Thomas Jackson

Thomas Jackson
  • Robert E. Kirby Chair Professor of Electrical Engineering
216 Electrical Engineering West
(814) 863-8570

Bio

Thomas N. Jackson is the Robert E. Kirby Chair Professor of Electrical Engineering at Penn State University. Dr. Jackson joined the faculty in the Electrical Engineering department at Penn State University in 1992 after twelve years at the IBM T. J. Watson Research Center. Dr. Jackson’s research focuses on exploratory electronic devices and microfabrication techniques. His current areas of interest include organic electronics, oxide semiconductors, thin film electronics, biomolecular motors, microelectromechanical systems (MEMS), and display technology. Dr. Jackson’s group at Penn State demonstrated the first high mobility (>0.5 cm2/V×s) organic thin film transistors (OTFTs), the first OTFT with mobility >1 cm2/V×s and the first use of a SAM-treated dielectric to improve OTFT performance, the first OTFTs with temperature independent mobility, OTFTs with chemically modified source and drain contacts, and the first low-temperature, high-mobility (>1 cm2/V×s) solution processed OTFTs. Dr. Jackson’s group has also demonstrated OTFT driven LCD and OLED displays, fast ZnO circuits, and a range of other thin film devices and circuits. Dr. Jackson has been married for 30 years, has two sons, and is active in his local church. He is the author or co-author of more than 250 publications and 32 U.S. patents and has a Web of Science h-index of 40. Dr. Jackson is a Fellow of the Institute of Electrical and Electronic Engineers, and a member of the American Vacuum Society, the Electrochemical Society, the Materials Society, and the Society for Information Display.

Academic Training

B.S. in Electrical Engineering, University of Michigan
M.S. in Electrical Engineering, University of Michigan
Ph.D. in Electrical Engineering, University of Michigan

Research

Exploratory electronic devices and microfabrication techniques.
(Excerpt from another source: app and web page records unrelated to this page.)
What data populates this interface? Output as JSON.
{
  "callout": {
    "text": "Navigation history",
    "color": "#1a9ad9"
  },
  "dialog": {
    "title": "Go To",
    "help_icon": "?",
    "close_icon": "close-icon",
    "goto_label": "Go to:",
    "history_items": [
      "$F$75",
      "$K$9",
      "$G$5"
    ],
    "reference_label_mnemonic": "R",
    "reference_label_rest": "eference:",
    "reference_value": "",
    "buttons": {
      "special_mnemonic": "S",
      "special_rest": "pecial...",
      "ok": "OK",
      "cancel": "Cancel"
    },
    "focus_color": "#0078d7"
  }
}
Thin film electronics, organic semiconductors, oxide semiconductors, biomolecular motors, biodevices, microelectromechanical systems (MEMS), and display technology.